Assignment: In this exercise, reproduce all the entries that follow exactly.
******
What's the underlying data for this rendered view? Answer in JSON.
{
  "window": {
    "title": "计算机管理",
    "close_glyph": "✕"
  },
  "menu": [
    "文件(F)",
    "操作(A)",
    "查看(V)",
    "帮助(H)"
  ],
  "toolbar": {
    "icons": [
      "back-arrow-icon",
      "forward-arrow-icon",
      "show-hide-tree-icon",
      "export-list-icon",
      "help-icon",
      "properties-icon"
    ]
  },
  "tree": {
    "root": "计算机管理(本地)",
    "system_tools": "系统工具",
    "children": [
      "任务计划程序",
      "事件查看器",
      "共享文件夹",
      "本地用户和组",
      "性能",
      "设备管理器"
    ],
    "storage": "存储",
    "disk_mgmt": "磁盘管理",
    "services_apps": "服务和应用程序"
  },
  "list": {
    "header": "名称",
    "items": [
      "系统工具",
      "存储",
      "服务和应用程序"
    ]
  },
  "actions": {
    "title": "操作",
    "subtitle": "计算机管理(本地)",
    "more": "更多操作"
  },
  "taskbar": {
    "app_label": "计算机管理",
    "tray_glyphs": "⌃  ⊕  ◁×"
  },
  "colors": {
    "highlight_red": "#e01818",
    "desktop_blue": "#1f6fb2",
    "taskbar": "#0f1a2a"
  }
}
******
Solution to this exercise:
What's the underlying data for this rendered view? Answer in JSON.
{
  "window": {
    "title": "计算机管理",
    "close_glyph": "✕"
  },
  "menu": [
    "文件(F)",
    "操作(A)",
    "查看(V)",
    "帮助(H)"
  ],
  "toolbar": {
    "icons": [
      "back-arrow-icon",
      "forward-arrow-icon",
      "show-hide-tree-icon",
      "export-list-icon",
      "help-icon",
      "properties-icon"
    ]
  },
  "tree": {
    "root": "计算机管理(本地)",
    "system_tools": "系统工具",
    "children": [
      "任务计划程序",
      "事件查看器",
      "共享文件夹",
      "本地用户和组",
      "性能",
      "设备管理器"
    ],
    "storage": "存储",
    "disk_mgmt": "磁盘管理",
    "services_apps": "服务和应用程序"
  },
  "list": {
    "header": "名称",
    "items": [
      "系统工具",
      "存储",
      "服务和应用程序"
    ]
  },
  "actions": {
    "title": "操作",
    "subtitle": "计算机管理(本地)",
    "more": "更多操作"
  },
  "taskbar": {
    "app_label": "计算机管理",
    "tray_glyphs": "⌃  ⊕  ◁×"
  },
  "colors": {
    "highlight_red": "#e01818",
    "desktop_blue": "#1f6fb2",
    "taskbar": "#0f1a2a"
  }
}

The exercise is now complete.